What the task asks:
Extract each line of the records below that contains the word "name".

(Dataset rows for apps and sites)
-- Opening Marker --

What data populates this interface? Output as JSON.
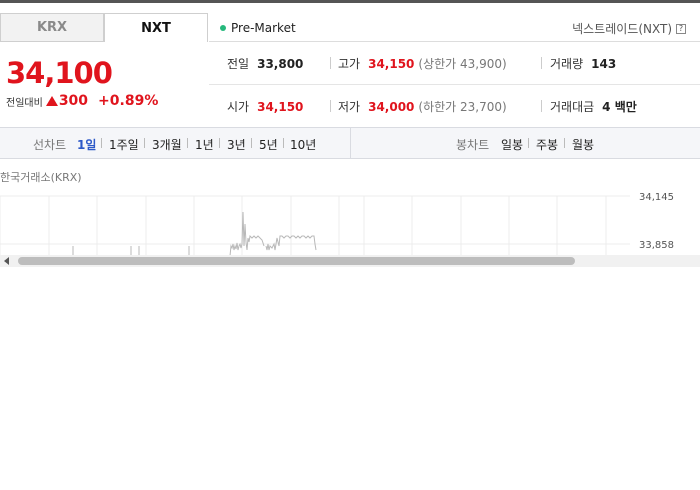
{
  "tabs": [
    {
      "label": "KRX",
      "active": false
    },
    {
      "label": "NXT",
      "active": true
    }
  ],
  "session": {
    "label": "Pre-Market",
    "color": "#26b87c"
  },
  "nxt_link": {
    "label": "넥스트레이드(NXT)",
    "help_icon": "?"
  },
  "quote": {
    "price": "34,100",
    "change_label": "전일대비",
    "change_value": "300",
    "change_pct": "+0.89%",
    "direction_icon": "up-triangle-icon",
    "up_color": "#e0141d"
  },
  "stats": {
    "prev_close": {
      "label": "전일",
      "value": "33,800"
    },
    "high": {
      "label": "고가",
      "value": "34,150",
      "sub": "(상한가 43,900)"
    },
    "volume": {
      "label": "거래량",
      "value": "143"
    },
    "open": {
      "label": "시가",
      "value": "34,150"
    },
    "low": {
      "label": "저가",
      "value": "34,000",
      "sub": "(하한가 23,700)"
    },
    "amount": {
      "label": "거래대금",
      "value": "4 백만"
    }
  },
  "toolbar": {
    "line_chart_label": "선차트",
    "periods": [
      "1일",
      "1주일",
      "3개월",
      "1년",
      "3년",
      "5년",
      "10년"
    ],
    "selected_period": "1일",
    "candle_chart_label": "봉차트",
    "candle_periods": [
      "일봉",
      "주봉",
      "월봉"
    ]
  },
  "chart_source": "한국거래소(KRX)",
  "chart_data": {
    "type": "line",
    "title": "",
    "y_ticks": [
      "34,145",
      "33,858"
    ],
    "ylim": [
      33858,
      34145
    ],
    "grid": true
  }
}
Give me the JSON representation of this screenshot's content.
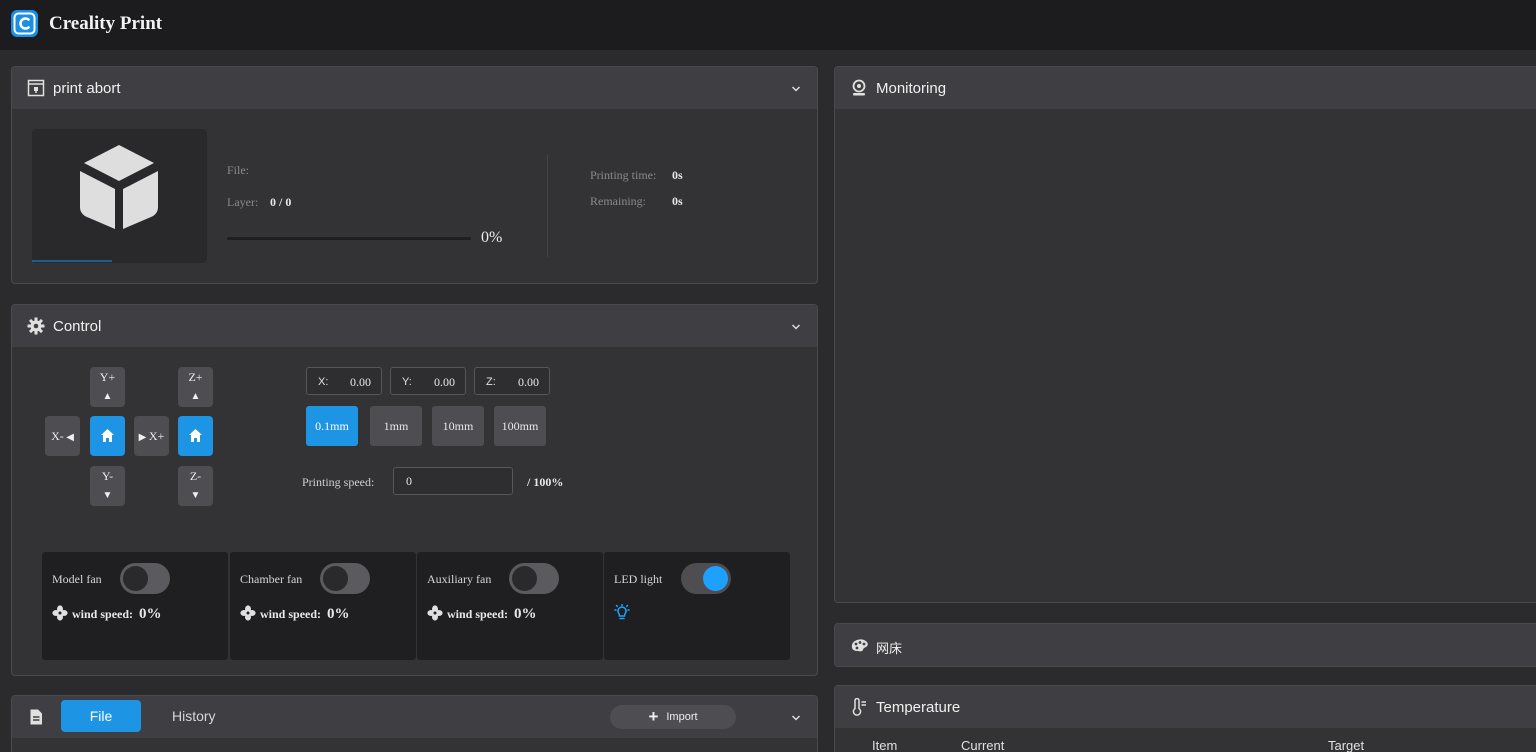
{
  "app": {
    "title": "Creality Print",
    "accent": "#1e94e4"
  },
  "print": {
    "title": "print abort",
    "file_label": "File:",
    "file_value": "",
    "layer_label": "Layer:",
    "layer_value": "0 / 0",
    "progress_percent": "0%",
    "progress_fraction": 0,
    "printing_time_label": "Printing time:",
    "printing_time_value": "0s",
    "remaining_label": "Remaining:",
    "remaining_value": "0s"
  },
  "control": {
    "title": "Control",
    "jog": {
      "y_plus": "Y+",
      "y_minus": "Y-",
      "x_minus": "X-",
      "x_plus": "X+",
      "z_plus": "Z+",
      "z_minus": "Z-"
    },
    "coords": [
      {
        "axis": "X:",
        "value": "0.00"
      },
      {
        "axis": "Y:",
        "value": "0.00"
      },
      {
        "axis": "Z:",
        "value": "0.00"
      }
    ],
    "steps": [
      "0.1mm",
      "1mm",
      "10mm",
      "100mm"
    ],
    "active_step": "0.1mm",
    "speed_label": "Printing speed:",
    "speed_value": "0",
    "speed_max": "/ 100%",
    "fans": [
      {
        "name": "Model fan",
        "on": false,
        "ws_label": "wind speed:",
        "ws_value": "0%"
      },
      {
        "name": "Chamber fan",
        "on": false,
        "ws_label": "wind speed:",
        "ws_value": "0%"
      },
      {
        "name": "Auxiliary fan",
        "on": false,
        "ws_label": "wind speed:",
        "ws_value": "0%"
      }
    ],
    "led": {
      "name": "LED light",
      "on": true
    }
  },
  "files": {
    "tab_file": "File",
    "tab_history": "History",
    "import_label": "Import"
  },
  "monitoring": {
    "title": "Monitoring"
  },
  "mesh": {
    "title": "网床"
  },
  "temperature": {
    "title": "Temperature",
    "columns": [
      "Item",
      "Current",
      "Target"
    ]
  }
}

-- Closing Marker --

Result:
        "name": "Model fan",
        "name": "Chamber fan",
        "name": "Auxiliary fan",
      "name": "LED light",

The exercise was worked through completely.